The world long jump record is 8.95 m (Mike Powell, USA, 1991). Treated as a projectile, what is the maximum range obtainable by a person if he has a take-off speed of 9.5 m/s? State your assumptions.
OpenStax College Physics, Chapter 3, Problem 36 (Problems & Exercises)
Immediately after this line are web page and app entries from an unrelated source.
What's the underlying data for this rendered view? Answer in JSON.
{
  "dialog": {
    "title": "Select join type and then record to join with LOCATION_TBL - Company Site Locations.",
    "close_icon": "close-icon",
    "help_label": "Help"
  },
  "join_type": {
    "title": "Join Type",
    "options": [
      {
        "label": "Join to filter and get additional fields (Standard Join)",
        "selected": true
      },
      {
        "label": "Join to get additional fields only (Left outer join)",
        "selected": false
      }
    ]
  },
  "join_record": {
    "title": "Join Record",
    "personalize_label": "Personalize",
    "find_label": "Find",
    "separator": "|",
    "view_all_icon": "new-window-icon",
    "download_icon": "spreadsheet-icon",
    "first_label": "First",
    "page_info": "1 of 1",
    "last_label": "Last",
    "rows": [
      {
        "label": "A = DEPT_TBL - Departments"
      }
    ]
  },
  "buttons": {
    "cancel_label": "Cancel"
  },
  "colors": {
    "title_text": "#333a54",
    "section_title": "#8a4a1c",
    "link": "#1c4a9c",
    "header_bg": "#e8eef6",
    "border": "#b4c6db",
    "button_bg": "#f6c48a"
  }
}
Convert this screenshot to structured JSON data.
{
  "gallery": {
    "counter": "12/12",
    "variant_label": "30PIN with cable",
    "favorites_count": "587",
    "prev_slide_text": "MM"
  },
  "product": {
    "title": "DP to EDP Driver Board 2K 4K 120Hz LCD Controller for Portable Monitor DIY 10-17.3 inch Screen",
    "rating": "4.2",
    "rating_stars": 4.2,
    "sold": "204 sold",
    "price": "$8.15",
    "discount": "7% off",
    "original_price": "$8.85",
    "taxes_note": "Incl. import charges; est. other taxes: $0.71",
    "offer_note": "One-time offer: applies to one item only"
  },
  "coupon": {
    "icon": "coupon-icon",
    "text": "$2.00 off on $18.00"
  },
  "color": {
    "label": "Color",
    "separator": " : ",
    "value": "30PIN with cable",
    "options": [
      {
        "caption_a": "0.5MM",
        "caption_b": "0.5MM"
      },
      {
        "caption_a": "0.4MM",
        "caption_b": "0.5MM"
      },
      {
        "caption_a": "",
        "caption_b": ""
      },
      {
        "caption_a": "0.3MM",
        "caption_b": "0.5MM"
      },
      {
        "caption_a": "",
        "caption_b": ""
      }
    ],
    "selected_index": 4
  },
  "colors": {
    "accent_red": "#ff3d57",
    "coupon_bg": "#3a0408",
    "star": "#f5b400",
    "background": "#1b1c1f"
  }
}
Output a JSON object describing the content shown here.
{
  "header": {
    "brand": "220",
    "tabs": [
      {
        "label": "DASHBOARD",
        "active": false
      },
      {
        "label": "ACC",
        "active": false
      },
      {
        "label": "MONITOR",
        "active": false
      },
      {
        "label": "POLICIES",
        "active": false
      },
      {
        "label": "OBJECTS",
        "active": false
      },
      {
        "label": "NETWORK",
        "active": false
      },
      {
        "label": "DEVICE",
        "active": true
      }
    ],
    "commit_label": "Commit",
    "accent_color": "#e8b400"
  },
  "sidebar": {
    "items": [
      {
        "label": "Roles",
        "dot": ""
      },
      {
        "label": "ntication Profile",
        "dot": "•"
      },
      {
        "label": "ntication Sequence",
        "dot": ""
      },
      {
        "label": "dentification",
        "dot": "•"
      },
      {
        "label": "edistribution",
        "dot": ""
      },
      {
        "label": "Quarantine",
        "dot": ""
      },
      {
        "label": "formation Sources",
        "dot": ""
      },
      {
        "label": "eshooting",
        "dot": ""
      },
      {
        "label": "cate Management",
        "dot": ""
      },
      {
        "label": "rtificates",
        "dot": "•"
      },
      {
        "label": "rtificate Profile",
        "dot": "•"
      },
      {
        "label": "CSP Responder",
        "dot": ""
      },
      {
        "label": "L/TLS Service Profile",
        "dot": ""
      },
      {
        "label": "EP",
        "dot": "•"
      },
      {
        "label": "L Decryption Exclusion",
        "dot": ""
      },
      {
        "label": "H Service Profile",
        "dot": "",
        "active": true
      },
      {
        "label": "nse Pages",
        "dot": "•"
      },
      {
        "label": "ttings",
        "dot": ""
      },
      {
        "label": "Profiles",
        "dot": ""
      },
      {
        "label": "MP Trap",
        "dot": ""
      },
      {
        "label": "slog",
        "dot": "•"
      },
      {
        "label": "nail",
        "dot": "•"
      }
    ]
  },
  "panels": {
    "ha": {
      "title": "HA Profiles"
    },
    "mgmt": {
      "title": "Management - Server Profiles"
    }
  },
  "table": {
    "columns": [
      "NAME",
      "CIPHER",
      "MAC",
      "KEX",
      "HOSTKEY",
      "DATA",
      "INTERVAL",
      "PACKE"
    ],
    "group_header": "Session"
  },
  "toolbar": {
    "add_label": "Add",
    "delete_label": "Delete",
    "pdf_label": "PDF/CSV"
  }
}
This is College Physics Answers with Shaun Dychko. A long jumper has an initial speed of 9.5 meters per second, and we're asked to figure out what is the maximum possible range that they could have. So the range formula, equation 71 in chapter three says that, the range will be; the initial speed squared, times sine of two times the launch angle, divided by acceleration due to gravity. Now the sine function has a range between one and negative one. This is a graph of the sine function. This is y equals sine theta. And since it has a maximum of one, that means we can replace this with one when we want to make a formula for the maximum range. That’s going to be v naught squared over g. So that's 9.5 meters per second squared divided by 9.8 meters per second squared. Which is 9.2 meters, is the maximum possible range.